M O Hare, J Schlecte, D Lewis, E Wright, 1991, “Prospective Study for Postpartum Blues”, Biological and Psychological factors. Archives of  General Psychiatry, http://archpsyc.ama-assn.org/. Viewed 13 April 2011

T Fields, N Grizzile, F Scaidi, S Abrams, Richardson S, C Kuhn, S Schanberg, 1996, “Massage Therapy for Infants of Depressed Mothers”. Infant Behavior Develpoment, USA

T Fields, 1998,  “Maternal Depression Effects on Infants and Early Interventions”, Prev Med, USA

Field T, Diego M, Dieter J, et al, 2004, “Prenatal Depression Effects on the Fetus and the Newborn”, Infant Behavior and Development, Elsevier, USA

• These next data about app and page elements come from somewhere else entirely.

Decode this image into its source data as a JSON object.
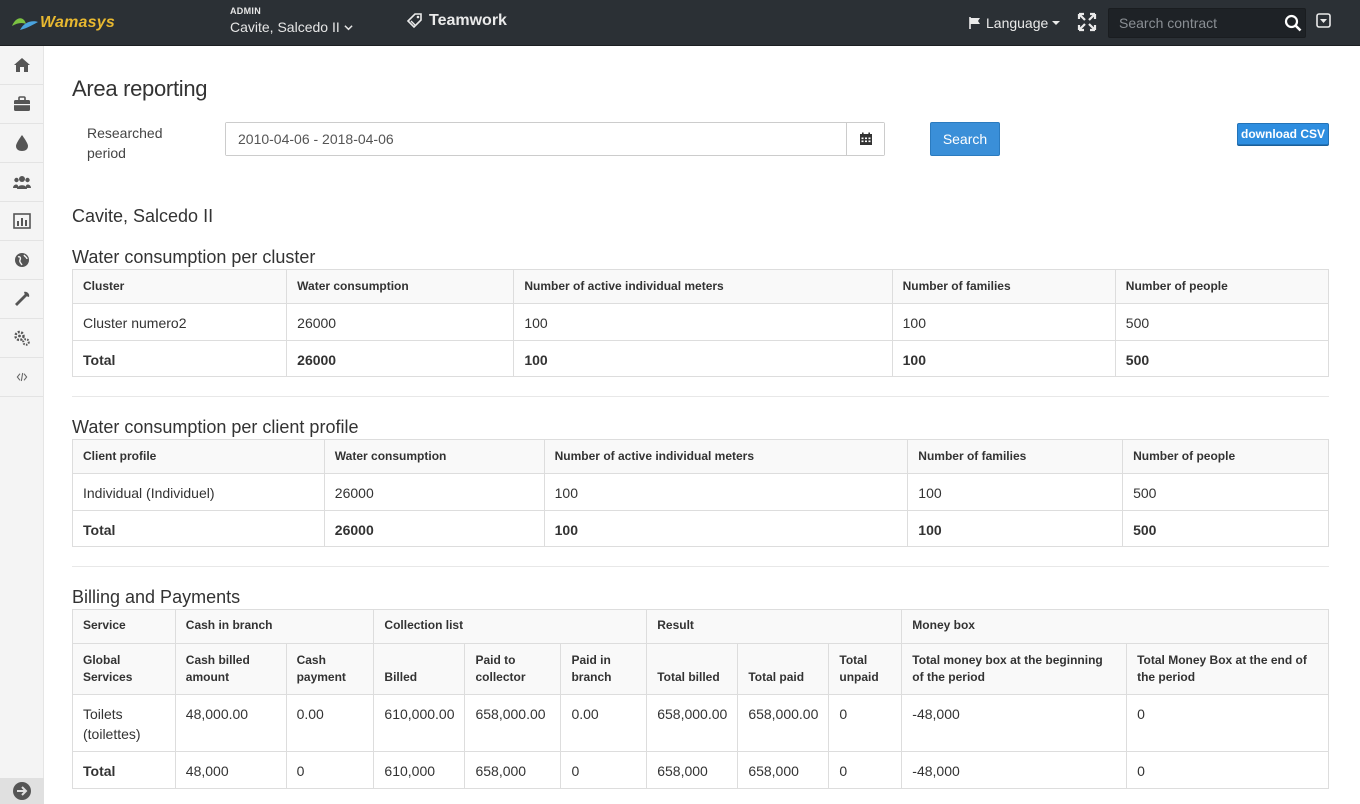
{
  "topbar": {
    "logo_text": "Wamasys",
    "role": "ADMIN",
    "location": "Cavite, Salcedo II",
    "teamwork": "Teamwork",
    "language": "Language",
    "search_placeholder": "Search contract"
  },
  "sidebar": {
    "items": [
      "home-icon",
      "briefcase-icon",
      "drop-icon",
      "users-icon",
      "bar-chart-icon",
      "globe-icon",
      "wrench-icon",
      "gears-icon",
      "code-icon"
    ]
  },
  "page": {
    "title": "Area reporting",
    "period_label": "Researched period",
    "period_value": "2010-04-06 - 2018-04-06",
    "search_button": "Search",
    "csv_button": "download CSV",
    "area_name": "Cavite, Salcedo II"
  },
  "cluster_table": {
    "title": "Water consumption per cluster",
    "headers": [
      "Cluster",
      "Water consumption",
      "Number of active individual meters",
      "Number of families",
      "Number of people"
    ],
    "rows": [
      [
        "Cluster numero2",
        "26000",
        "100",
        "100",
        "500"
      ]
    ],
    "total": [
      "Total",
      "26000",
      "100",
      "100",
      "500"
    ]
  },
  "profile_table": {
    "title": "Water consumption per client profile",
    "headers": [
      "Client profile",
      "Water consumption",
      "Number of active individual meters",
      "Number of families",
      "Number of people"
    ],
    "rows": [
      [
        "Individual (Individuel)",
        "26000",
        "100",
        "100",
        "500"
      ]
    ],
    "total": [
      "Total",
      "26000",
      "100",
      "100",
      "500"
    ]
  },
  "billing_table": {
    "title": "Billing and Payments",
    "groups": [
      "Service",
      "Cash in branch",
      "Collection list",
      "Result",
      "Money box"
    ],
    "headers": [
      "Global Services",
      "Cash billed amount",
      "Cash payment",
      "Billed",
      "Paid to collector",
      "Paid in branch",
      "Total billed",
      "Total paid",
      "Total unpaid",
      "Total money box at the beginning of the period",
      "Total Money Box at the end of the period"
    ],
    "rows": [
      [
        "Toilets (toilettes)",
        "48,000.00",
        "0.00",
        "610,000.00",
        "658,000.00",
        "0.00",
        "658,000.00",
        "658,000.00",
        "0",
        "-48,000",
        "0"
      ]
    ],
    "total": [
      "Total",
      "48,000",
      "0",
      "610,000",
      "658,000",
      "0",
      "658,000",
      "658,000",
      "0",
      "-48,000",
      "0"
    ]
  },
  "colors": {
    "topbar": "#2b3035",
    "logo": "#e8b830",
    "primary_button": "#3a8fd8"
  }
}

[1] T Field, M Diego, M Hernandez-Reif, L Medina, A Hernandez, Yoga and Massage Therapy reduce prenatal depression and prematurity, Journal of Bodywork and Movement Therapies 2012
[2] M O hare, J Schlecte, D Lewis, E Wright, Prospective study for postpartum blues, Biological and Psychological factors. Arch Gen Psychiatry 1991;48:801-6.
[3] T Fields, N Grizzile, F Scaidi, S Abrams, Richardson S, C Kuhn, S Schanberg. Massage therapy for infants of depressed mothers. Infant Behave Dev 1996;19:107-12
[4] M Imura, H Misao, H Ushijima, The Psychological Effects of Aromatheray Massage in Healthy Postpartum Mothers, Journal of Midwifery and Women’s Health, American College of Nurse-Midwives, Elsevier 2006
[5] T Field, M Diego, M Hernandez-Reif, S Schanberg, C Kuhn, Massage Therapy Effects on Depressed Preganant Women, Journal of Psychosomatic Obstetrics Gynecology, Parthenon Publishing Group, June 2004
[6] M Imura, H Misao, H Ushijima, The Psychological Effects of Aromatheray Massage in Healthy Postpartum Mothers, Journal of Midwifery and Women’s Health, American College of Nurse-Midwives, Elsevier 2006
[7] T Fields. Maternal depression effects on infants and early interventions. Prev Med 1998;27: 200–3
[8] Field T, Diego M, Dieter J, et al. Prenatal depression effects on the fetus and the newborn. Infant Behavior and Development 2004;27:216–229

No comments:

Post a Comment

Note: only a member of this blog may post a comment.